_What is needed_.
Write out all entries word for word.

(Website and app data records)
++++++++++++++++++++
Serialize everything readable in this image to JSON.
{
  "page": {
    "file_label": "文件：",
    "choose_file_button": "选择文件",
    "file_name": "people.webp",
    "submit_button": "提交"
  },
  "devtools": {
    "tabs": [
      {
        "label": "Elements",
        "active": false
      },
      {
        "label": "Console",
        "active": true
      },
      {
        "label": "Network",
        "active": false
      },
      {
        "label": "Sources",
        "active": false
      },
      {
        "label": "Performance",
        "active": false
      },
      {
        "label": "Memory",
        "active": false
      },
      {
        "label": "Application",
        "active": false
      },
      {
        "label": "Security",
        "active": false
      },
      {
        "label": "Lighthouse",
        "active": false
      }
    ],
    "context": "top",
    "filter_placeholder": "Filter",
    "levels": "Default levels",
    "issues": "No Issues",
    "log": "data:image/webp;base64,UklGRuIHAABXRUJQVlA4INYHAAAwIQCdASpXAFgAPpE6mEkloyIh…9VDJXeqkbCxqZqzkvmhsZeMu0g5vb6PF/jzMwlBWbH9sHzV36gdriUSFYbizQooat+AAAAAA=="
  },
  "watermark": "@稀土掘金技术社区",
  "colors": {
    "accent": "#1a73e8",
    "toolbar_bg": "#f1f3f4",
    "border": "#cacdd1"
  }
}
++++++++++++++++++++
_Exercise solution_.
Serialize everything readable in this image to JSON.
{
  "page": {
    "file_label": "文件：",
    "choose_file_button": "选择文件",
    "file_name": "people.webp",
    "submit_button": "提交"
  },
  "devtools": {
    "tabs": [
      {
        "label": "Elements",
        "active": false
      },
      {
        "label": "Console",
        "active": true
      },
      {
        "label": "Network",
        "active": false
      },
      {
        "label": "Sources",
        "active": false
      },
      {
        "label": "Performance",
        "active": false
      },
      {
        "label": "Memory",
        "active": false
      },
      {
        "label": "Application",
        "active": false
      },
      {
        "label": "Security",
        "active": false
      },
      {
        "label": "Lighthouse",
        "active": false
      }
    ],
    "context": "top",
    "filter_placeholder": "Filter",
    "levels": "Default levels",
    "issues": "No Issues",
    "log": "data:image/webp;base64,UklGRuIHAABXRUJQVlA4INYHAAAwIQCdASpXAFgAPpE6mEkloyIh…9VDJXeqkbCxqZqzkvmhsZeMu0g5vb6PF/jzMwlBWbH9sHzV36gdriUSFYbizQooat+AAAAAA=="
  },
  "watermark": "@稀土掘金技术社区",
  "colors": {
    "accent": "#1a73e8",
    "toolbar_bg": "#f1f3f4",
    "border": "#cacdd1"
  }
}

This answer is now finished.